** Opening Source information block **
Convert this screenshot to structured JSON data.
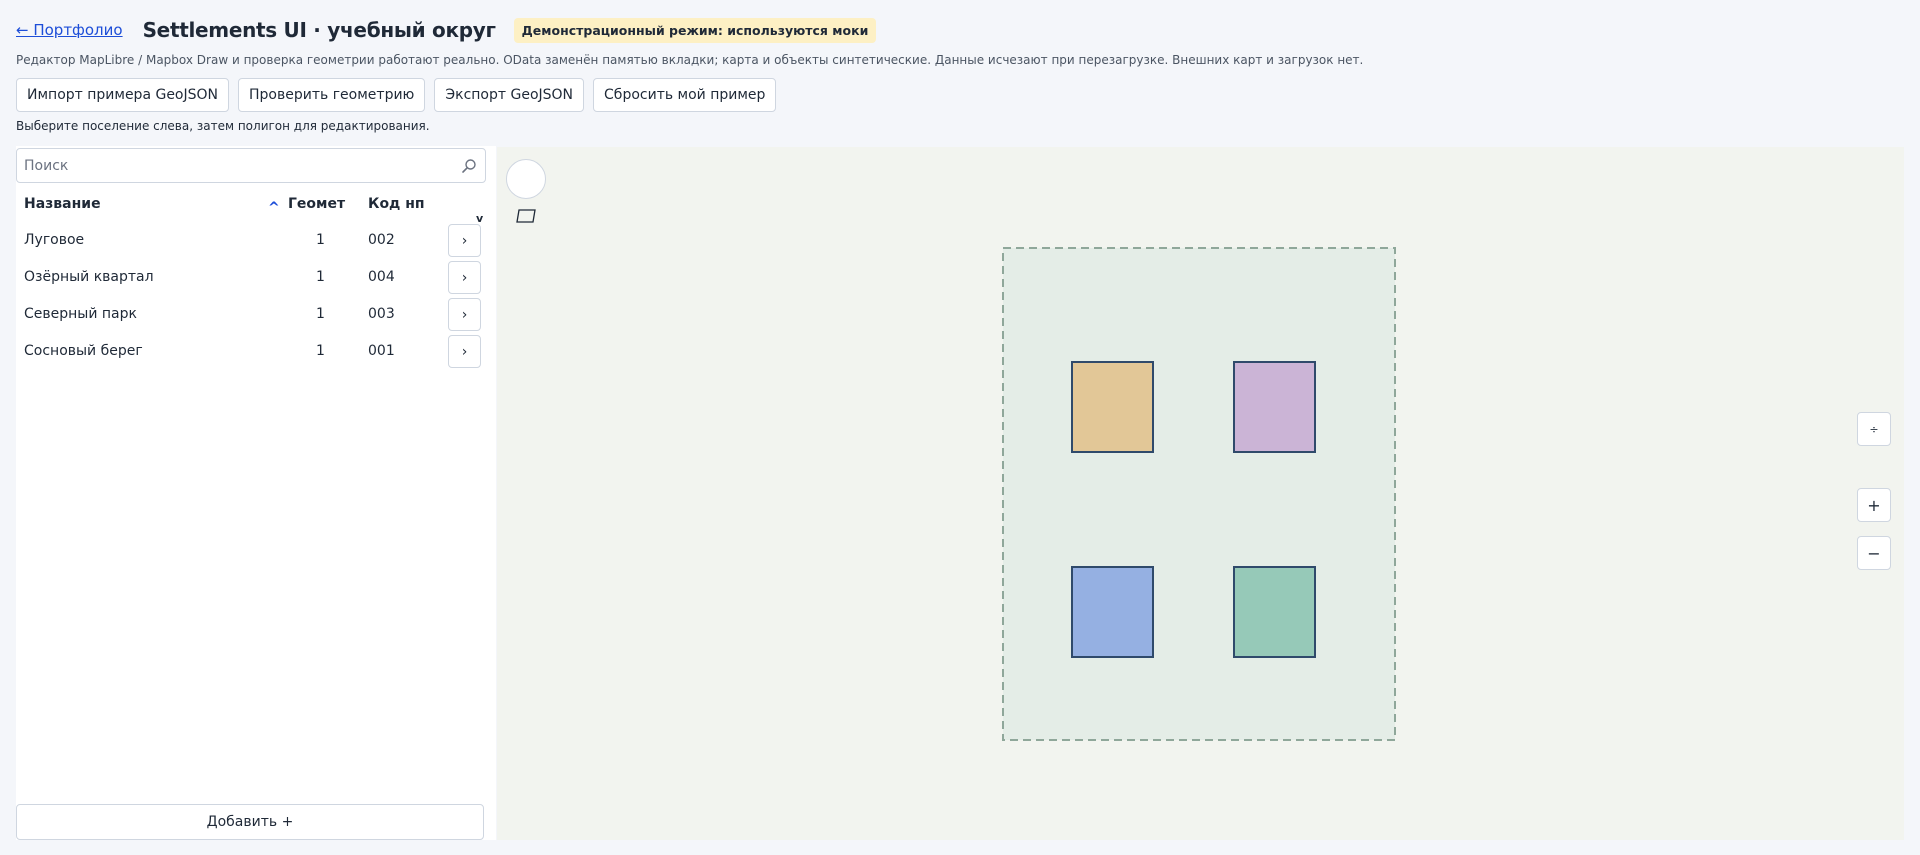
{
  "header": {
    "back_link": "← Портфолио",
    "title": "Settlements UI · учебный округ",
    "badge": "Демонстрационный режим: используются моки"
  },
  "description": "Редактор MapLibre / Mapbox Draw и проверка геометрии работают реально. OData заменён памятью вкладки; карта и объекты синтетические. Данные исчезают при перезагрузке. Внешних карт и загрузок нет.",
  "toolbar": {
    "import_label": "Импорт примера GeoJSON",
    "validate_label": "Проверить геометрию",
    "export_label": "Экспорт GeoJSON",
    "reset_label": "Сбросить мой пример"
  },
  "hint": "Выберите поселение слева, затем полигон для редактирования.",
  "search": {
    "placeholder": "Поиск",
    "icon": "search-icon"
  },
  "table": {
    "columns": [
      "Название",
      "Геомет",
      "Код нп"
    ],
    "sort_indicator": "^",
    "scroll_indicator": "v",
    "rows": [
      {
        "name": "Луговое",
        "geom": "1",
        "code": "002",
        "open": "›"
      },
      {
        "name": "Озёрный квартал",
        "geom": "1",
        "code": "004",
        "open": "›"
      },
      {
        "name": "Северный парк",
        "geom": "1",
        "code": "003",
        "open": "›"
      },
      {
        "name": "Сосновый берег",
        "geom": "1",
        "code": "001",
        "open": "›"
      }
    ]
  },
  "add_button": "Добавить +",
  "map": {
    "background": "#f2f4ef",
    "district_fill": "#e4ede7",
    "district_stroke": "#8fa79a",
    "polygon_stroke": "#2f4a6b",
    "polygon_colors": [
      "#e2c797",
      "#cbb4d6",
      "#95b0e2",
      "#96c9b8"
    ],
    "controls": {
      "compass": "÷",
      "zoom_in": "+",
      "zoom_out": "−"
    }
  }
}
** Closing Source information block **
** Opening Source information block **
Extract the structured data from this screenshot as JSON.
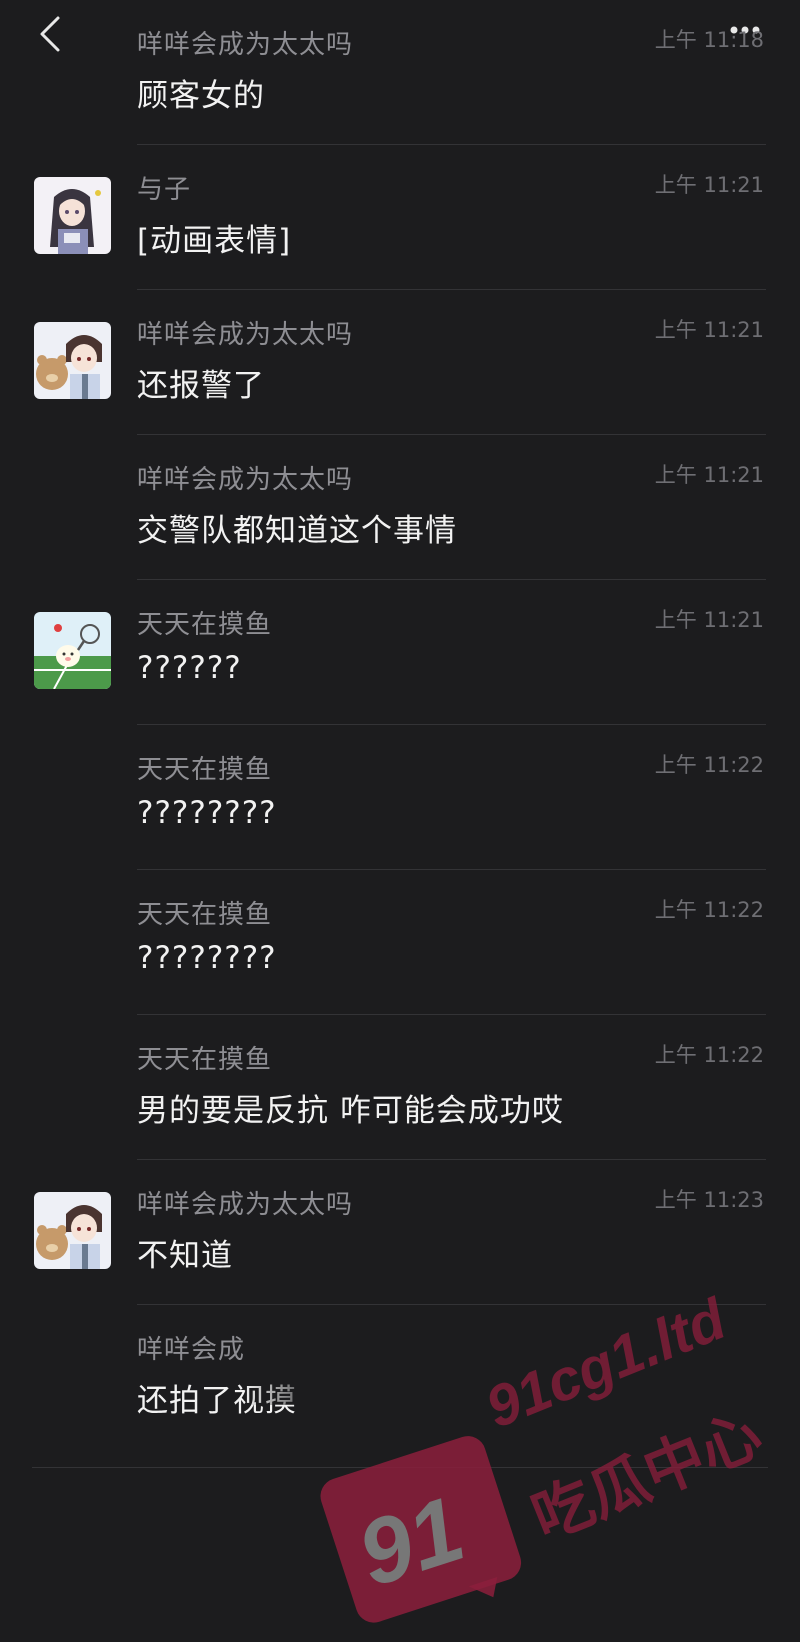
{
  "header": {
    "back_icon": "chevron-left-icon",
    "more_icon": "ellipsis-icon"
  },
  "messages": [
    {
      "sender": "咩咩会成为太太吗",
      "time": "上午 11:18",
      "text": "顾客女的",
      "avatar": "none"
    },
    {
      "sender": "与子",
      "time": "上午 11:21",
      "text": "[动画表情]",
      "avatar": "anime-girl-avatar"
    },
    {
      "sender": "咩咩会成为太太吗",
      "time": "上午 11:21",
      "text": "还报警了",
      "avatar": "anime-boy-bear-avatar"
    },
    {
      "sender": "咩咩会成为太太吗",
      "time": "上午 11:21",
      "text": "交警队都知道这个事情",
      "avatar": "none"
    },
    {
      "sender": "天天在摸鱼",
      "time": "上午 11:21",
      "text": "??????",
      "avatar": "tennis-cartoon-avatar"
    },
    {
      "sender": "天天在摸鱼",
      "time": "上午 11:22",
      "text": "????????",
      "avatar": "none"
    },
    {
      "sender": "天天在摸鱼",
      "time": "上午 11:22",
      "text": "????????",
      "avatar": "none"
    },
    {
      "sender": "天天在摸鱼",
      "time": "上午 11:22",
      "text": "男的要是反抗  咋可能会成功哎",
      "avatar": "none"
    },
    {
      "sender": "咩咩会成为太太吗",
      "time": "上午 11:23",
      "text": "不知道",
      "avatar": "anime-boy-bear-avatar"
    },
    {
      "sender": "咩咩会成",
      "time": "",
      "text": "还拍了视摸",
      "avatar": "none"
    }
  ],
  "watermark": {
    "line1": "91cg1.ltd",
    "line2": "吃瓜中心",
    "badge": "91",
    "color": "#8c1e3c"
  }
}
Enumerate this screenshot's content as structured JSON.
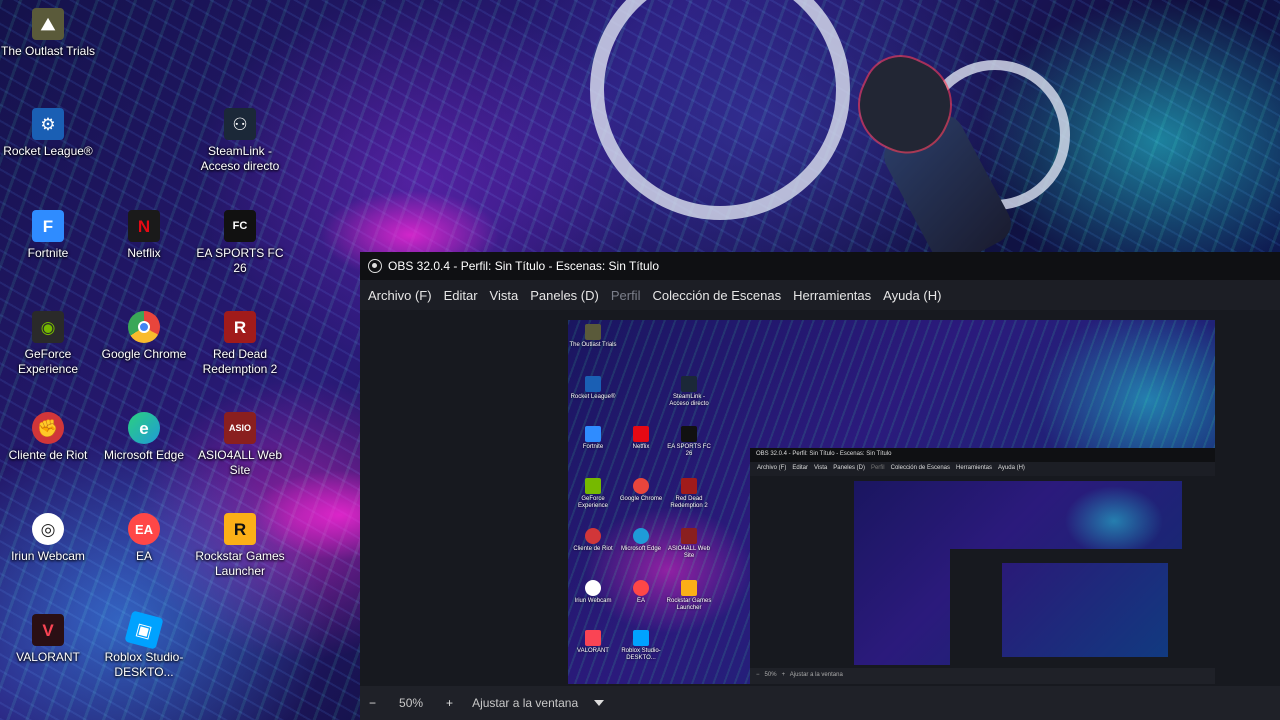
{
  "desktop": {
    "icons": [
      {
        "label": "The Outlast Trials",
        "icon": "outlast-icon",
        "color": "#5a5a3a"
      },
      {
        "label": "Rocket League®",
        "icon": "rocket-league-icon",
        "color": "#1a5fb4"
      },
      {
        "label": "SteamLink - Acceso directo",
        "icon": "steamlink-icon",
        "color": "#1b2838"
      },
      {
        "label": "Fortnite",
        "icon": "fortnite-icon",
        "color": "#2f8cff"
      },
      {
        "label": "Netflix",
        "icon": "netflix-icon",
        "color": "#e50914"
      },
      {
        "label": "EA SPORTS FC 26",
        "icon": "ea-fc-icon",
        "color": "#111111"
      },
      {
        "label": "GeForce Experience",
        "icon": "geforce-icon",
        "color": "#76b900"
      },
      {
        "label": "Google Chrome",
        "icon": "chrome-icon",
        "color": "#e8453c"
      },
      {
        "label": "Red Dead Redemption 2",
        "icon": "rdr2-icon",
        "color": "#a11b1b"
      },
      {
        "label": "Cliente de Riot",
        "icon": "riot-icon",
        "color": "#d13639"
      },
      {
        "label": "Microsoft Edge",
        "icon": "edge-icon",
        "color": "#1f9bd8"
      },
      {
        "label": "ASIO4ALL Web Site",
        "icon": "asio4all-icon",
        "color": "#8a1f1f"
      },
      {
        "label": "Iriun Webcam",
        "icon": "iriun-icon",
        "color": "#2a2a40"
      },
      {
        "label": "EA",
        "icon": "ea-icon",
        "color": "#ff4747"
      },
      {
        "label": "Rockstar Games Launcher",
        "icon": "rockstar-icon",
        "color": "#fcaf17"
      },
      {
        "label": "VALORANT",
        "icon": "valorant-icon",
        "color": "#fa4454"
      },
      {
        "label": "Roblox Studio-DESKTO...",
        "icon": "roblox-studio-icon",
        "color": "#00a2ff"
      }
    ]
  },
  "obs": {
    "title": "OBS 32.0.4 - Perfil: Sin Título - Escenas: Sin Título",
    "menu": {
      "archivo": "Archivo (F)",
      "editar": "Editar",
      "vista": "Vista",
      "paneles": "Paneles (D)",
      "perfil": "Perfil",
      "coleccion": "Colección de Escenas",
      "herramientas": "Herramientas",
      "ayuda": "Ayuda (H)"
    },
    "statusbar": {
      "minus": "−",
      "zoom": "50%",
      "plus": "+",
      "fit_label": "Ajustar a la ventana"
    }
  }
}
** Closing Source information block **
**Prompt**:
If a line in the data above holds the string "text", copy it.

**Your response**:
      "text": "顾客女的",
      "text": "[动画表情]",
      "text": "还报警了",
      "text": "交警队都知道这个事情",
      "text": "??????",
      "text": "????????",
      "text": "????????",
      "text": "男的要是反抗  咋可能会成功哎",
      "text": "不知道",
      "text": "还拍了视摸",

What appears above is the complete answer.